Say how many lines in the records contain the string "kiểm". Nothing but the number should be given.
---------- Recorded data ----------
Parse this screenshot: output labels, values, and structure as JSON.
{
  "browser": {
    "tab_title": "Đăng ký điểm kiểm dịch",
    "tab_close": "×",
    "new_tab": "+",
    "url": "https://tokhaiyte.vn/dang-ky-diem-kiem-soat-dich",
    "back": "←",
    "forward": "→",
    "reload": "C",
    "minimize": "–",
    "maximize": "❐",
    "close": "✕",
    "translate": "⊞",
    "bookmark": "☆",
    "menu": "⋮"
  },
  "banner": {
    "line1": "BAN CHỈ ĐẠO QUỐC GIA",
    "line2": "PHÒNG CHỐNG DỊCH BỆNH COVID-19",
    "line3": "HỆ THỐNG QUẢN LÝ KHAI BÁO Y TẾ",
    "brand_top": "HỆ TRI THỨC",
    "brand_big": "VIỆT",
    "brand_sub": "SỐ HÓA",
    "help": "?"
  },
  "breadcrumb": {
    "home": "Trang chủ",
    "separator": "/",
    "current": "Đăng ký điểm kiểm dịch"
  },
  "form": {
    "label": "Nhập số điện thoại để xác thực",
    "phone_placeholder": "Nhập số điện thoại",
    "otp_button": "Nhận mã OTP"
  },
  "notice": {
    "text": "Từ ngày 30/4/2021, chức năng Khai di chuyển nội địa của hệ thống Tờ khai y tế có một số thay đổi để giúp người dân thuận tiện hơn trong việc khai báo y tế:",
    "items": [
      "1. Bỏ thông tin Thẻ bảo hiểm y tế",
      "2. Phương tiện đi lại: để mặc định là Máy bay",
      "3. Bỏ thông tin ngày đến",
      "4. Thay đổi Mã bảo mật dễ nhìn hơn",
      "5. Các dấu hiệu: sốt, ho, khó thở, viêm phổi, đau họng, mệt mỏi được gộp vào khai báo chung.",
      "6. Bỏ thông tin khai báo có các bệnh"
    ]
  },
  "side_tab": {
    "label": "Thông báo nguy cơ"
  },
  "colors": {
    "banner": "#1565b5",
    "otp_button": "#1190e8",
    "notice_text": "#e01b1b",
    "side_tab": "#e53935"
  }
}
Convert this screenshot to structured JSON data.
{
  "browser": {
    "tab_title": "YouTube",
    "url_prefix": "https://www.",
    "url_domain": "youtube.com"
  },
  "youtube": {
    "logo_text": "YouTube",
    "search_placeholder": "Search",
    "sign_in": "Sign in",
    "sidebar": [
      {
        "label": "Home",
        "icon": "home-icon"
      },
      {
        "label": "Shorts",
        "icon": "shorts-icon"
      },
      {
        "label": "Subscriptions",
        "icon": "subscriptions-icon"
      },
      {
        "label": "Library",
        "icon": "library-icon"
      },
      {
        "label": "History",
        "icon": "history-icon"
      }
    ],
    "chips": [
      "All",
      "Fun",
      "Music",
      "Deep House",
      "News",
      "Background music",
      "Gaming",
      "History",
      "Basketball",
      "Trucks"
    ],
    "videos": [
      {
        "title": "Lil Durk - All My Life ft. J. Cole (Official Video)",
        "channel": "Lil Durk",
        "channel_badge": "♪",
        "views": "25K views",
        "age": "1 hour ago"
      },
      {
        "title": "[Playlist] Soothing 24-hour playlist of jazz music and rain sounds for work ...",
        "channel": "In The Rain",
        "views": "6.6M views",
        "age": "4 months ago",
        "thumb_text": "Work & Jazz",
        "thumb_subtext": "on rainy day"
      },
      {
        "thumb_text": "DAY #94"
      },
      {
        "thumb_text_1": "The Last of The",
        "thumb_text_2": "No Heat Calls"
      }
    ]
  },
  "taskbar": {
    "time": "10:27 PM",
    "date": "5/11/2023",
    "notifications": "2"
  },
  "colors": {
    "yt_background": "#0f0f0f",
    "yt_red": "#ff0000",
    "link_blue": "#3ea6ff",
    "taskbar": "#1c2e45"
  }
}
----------
### [Answer space]
2